## Problem to work on
Return every line of the entries that includes the word "cycles".

Entries from a dataset of interfaces:

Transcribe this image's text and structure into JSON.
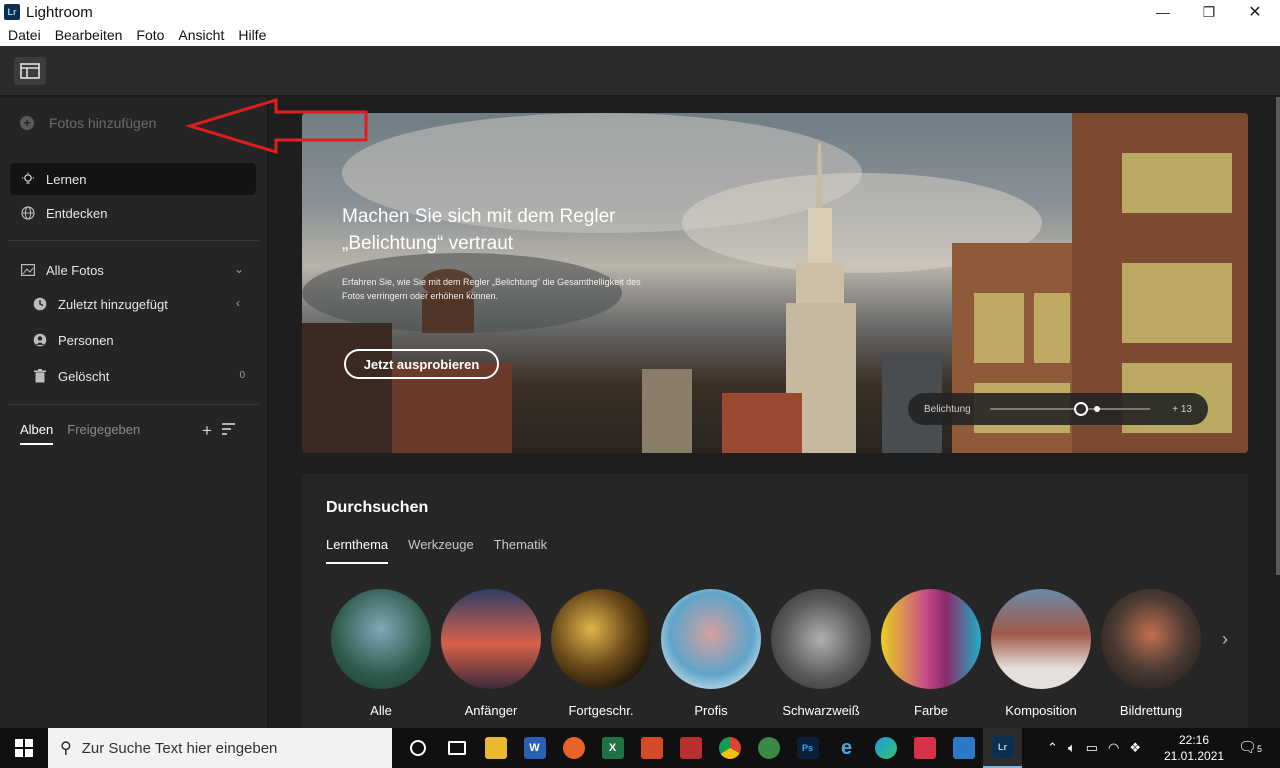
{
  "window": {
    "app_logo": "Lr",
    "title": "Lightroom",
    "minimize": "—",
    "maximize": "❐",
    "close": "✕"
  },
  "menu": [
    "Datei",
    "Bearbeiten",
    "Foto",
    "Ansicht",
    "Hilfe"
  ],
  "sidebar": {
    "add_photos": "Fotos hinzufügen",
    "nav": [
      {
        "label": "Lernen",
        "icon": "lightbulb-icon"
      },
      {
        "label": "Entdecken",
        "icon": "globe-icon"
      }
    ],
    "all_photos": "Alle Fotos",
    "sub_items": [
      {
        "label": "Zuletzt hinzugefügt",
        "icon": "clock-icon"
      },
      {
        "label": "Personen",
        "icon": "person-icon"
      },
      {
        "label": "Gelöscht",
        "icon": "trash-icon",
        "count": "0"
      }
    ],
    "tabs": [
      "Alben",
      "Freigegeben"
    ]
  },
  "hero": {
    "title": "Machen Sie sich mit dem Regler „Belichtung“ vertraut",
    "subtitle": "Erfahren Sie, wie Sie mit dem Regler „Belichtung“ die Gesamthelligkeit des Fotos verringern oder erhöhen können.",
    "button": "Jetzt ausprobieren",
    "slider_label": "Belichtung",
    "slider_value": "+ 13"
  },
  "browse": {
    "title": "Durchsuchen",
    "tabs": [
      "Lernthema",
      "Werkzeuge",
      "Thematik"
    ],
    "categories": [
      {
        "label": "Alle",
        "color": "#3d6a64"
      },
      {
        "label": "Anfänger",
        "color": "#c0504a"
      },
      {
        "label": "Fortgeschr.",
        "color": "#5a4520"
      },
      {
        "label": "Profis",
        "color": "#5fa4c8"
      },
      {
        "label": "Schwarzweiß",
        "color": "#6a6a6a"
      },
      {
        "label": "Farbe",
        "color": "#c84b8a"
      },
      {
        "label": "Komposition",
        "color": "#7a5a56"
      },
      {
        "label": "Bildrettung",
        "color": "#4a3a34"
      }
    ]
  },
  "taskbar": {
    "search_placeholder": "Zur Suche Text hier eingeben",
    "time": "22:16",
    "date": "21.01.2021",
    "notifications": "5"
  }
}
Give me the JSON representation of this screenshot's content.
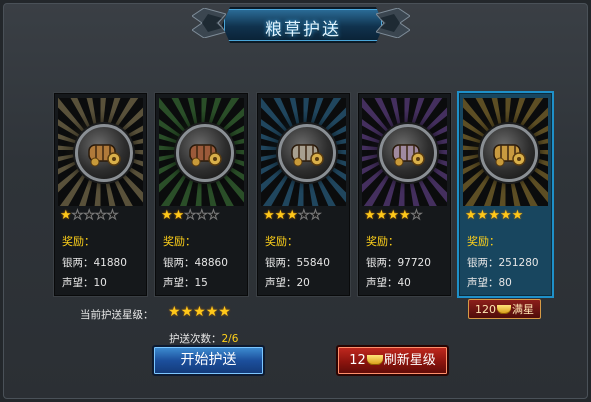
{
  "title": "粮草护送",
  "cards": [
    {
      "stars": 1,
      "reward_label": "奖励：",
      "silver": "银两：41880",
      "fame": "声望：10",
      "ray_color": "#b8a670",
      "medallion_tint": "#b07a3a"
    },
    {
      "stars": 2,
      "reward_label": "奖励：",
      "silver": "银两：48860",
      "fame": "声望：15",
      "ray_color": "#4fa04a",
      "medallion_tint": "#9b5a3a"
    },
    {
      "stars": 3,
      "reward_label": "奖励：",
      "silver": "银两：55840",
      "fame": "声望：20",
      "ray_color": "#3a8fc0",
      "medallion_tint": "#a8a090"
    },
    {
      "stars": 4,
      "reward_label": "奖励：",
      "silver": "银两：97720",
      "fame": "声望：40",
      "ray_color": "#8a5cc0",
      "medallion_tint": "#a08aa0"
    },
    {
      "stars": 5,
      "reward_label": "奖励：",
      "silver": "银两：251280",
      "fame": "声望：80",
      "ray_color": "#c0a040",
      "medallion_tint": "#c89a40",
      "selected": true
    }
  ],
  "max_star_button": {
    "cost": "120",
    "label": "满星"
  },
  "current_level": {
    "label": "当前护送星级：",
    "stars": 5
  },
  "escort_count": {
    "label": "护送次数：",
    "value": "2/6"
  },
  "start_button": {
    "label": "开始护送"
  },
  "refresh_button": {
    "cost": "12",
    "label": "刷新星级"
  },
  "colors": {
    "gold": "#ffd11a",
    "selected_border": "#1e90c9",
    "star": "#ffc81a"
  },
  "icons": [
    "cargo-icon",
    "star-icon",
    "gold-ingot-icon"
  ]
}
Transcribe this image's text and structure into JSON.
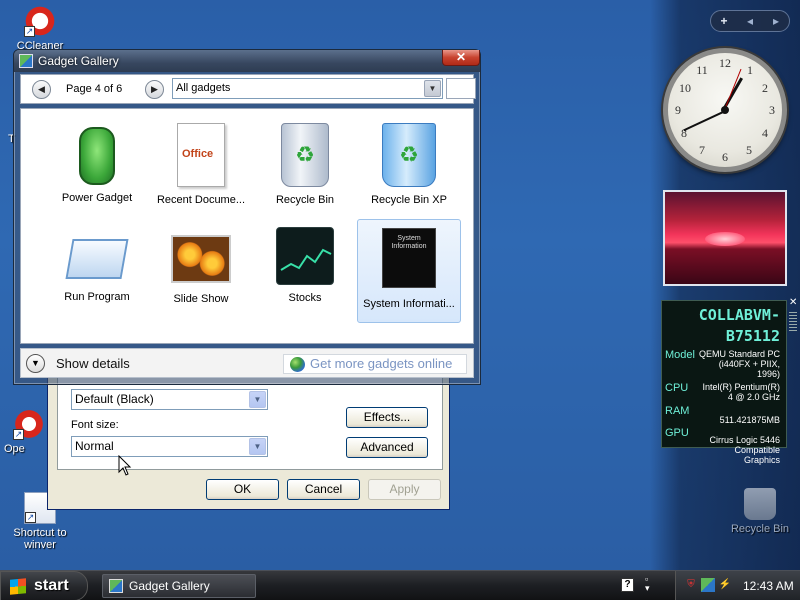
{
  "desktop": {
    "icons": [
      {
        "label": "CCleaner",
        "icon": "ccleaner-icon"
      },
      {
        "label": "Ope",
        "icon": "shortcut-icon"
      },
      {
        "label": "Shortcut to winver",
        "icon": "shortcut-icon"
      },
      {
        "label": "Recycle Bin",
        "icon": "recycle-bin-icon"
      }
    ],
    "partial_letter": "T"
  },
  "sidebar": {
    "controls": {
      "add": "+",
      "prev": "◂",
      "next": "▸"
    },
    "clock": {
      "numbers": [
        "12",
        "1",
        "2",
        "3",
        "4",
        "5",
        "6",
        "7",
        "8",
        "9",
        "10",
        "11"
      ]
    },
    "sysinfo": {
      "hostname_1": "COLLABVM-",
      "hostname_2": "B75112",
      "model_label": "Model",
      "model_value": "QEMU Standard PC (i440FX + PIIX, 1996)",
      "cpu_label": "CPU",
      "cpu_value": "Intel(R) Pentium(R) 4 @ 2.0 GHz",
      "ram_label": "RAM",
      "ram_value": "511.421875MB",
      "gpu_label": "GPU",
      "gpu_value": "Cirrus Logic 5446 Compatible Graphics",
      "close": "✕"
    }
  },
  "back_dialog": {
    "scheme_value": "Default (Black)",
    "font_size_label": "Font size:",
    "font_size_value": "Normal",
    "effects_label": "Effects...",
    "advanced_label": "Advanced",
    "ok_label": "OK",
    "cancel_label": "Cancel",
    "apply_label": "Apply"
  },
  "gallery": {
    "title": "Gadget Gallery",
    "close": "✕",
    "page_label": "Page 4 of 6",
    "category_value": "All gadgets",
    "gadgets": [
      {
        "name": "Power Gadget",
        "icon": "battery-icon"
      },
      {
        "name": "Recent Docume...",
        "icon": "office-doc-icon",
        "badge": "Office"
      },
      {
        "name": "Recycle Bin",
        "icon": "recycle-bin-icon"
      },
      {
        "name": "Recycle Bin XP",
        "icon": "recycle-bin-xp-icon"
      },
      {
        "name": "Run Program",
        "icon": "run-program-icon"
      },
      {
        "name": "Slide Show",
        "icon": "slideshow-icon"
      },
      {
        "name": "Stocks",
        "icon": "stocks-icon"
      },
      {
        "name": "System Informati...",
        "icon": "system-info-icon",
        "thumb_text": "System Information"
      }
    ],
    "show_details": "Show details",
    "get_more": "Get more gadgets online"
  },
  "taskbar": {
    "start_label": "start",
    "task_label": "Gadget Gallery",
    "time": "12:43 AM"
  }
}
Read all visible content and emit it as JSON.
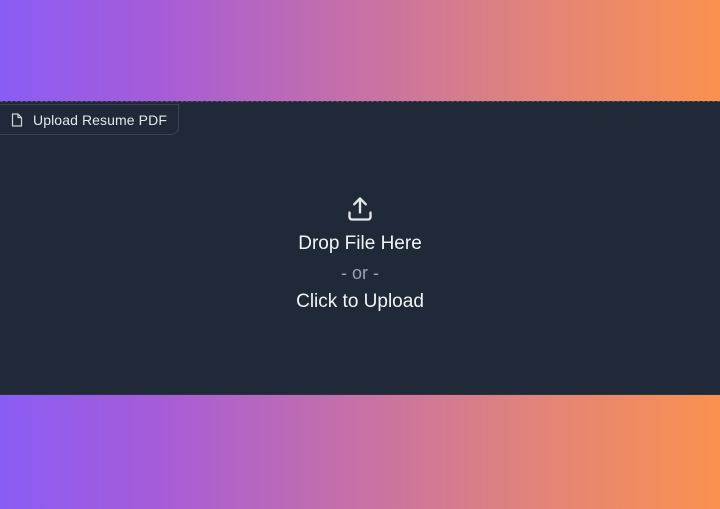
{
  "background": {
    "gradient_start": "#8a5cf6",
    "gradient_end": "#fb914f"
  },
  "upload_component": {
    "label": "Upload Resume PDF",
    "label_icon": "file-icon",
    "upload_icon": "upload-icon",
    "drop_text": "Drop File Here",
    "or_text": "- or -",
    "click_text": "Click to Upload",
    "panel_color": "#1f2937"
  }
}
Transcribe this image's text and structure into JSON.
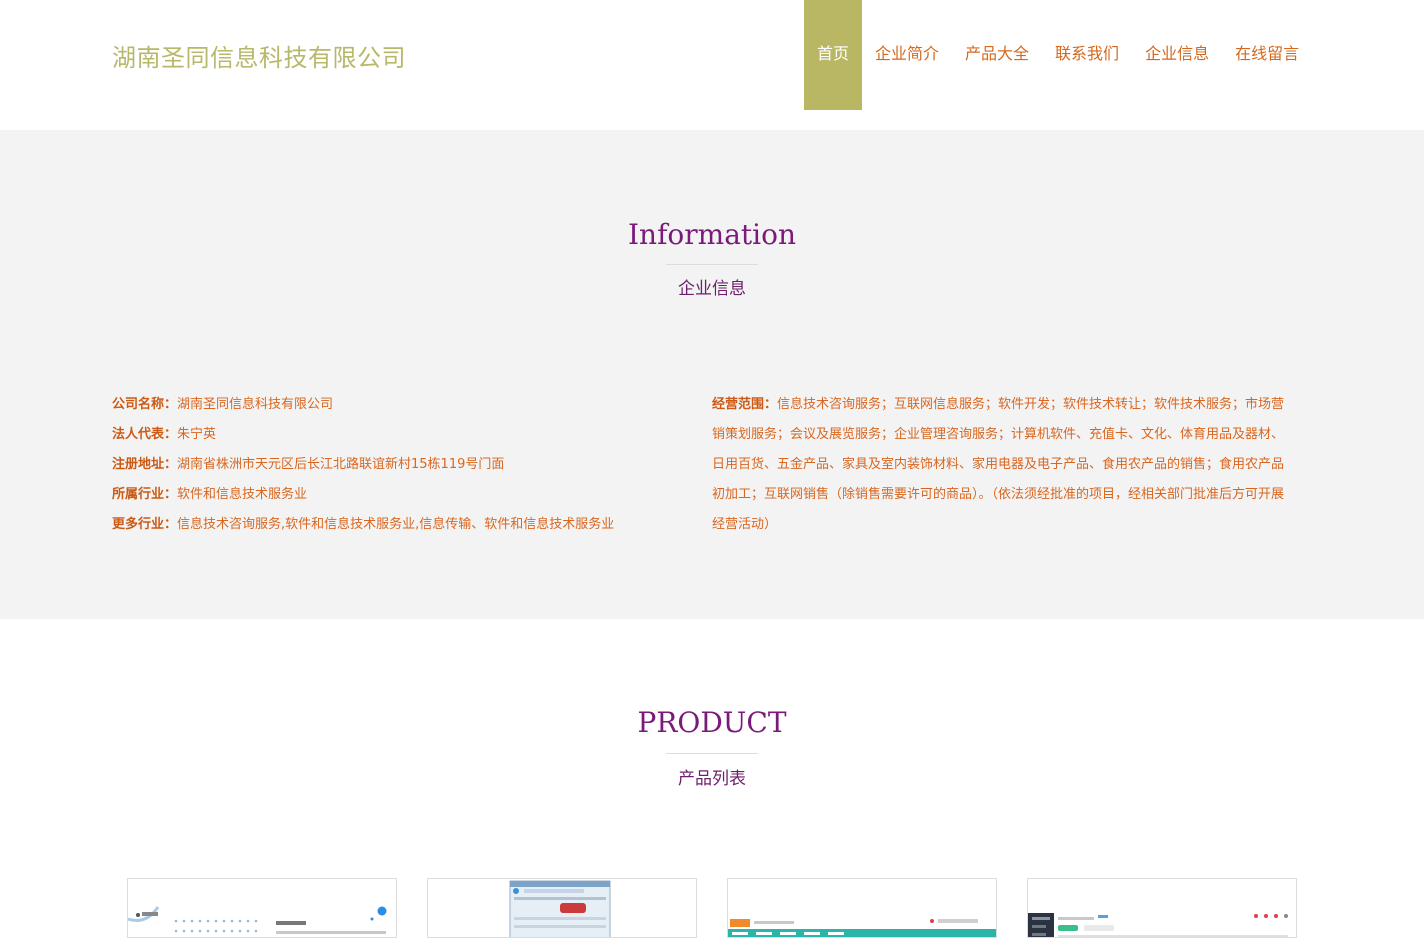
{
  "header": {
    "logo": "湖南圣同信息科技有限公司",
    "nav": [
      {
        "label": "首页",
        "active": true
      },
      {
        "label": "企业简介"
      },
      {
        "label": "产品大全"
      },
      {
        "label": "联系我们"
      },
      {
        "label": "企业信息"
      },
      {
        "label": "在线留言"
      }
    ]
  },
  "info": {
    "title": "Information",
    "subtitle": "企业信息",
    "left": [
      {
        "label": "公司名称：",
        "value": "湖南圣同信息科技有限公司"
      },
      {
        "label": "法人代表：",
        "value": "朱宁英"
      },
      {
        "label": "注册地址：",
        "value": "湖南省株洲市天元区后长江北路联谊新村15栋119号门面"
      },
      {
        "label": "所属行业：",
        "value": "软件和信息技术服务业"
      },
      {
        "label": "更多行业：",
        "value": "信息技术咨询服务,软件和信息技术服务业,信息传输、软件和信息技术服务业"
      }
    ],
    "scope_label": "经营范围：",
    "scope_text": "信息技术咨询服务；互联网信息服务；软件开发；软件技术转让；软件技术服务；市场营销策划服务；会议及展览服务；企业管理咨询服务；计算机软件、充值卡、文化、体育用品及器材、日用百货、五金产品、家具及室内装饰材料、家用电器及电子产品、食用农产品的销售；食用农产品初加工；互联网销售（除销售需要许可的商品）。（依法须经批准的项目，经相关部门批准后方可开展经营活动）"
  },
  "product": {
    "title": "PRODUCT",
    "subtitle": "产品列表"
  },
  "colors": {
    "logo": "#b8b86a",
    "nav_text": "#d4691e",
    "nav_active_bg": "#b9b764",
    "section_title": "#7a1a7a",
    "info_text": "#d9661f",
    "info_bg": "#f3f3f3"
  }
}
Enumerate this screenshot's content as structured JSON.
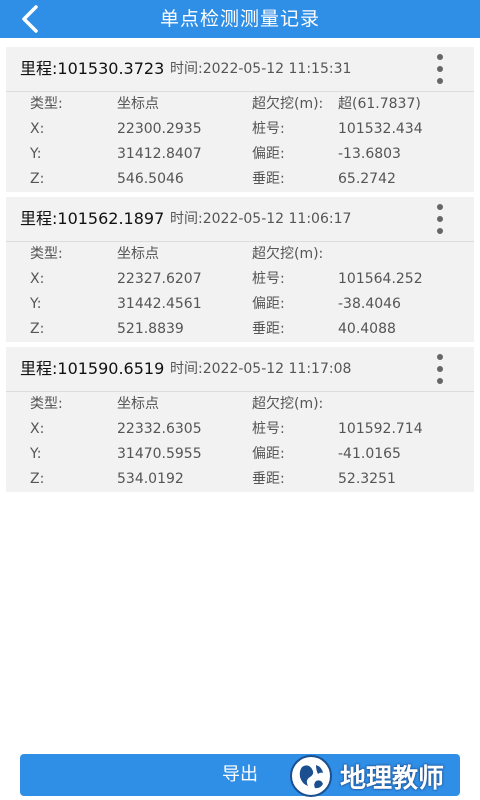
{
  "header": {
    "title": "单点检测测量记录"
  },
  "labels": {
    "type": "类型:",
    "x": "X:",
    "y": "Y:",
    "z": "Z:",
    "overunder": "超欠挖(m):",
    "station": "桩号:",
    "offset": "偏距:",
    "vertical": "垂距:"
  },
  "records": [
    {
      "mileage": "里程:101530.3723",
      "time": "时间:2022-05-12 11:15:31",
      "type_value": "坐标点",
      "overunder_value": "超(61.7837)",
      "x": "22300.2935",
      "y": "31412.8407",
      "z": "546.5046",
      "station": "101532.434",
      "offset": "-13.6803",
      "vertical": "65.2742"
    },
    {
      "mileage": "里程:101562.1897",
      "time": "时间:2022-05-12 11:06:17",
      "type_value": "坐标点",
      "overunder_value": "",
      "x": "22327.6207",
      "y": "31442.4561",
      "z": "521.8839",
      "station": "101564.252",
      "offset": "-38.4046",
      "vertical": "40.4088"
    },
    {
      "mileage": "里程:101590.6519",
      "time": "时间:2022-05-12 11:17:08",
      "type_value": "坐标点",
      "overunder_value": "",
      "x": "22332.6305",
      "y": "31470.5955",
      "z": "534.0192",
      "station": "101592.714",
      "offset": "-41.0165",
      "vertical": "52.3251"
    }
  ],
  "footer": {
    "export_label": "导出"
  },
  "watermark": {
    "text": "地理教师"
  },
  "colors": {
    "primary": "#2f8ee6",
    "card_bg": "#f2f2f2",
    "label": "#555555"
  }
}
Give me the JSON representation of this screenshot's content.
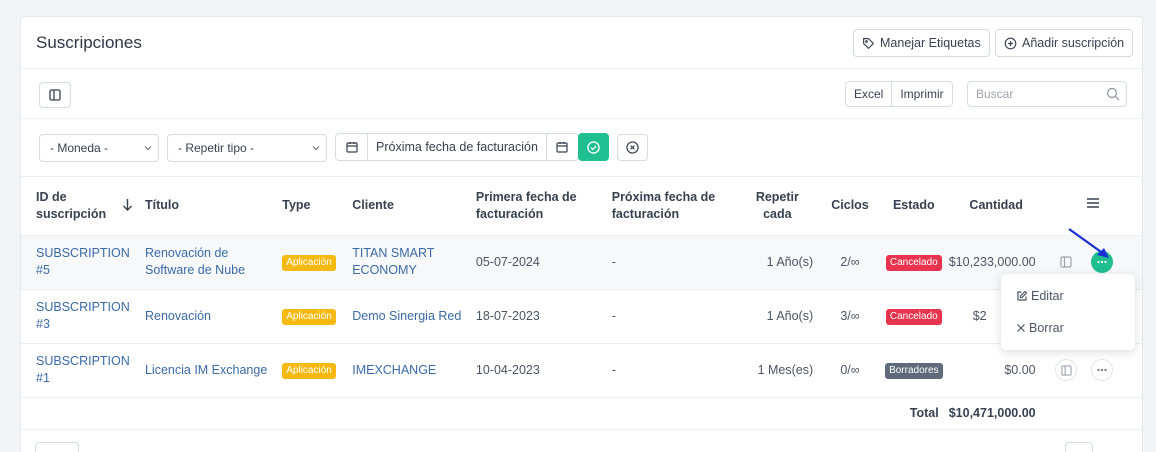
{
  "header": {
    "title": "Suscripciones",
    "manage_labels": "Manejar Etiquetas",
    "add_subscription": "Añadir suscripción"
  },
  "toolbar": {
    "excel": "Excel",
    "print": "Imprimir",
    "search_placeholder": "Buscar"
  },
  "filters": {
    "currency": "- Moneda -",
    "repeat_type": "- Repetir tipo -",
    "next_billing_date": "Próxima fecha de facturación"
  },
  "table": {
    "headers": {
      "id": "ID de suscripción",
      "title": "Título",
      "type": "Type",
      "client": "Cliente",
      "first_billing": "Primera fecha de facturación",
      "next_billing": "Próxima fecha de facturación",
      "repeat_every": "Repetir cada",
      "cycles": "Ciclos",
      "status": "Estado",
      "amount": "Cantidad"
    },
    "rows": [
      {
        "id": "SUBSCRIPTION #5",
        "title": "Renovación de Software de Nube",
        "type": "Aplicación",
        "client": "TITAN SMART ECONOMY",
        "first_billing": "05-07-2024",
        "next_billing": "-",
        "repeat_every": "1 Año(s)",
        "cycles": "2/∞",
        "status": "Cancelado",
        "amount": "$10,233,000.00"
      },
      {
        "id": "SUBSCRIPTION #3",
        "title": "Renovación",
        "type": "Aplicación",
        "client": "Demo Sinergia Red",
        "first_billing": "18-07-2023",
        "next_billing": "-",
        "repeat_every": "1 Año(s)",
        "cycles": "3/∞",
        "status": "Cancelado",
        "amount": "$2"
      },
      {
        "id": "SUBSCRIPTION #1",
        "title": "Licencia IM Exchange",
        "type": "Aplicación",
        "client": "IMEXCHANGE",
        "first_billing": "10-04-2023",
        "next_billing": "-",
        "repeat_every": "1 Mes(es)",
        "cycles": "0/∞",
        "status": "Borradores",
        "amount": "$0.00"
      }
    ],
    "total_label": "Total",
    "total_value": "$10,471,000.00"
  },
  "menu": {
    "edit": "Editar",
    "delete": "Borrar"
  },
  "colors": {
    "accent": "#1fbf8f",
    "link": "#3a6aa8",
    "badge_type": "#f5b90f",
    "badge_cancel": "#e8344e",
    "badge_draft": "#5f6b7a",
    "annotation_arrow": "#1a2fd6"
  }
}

## Result
      "cycles": "Ciclos",
        "cycles": "2/∞",
        "cycles": "3/∞",
        "cycles": "0/∞",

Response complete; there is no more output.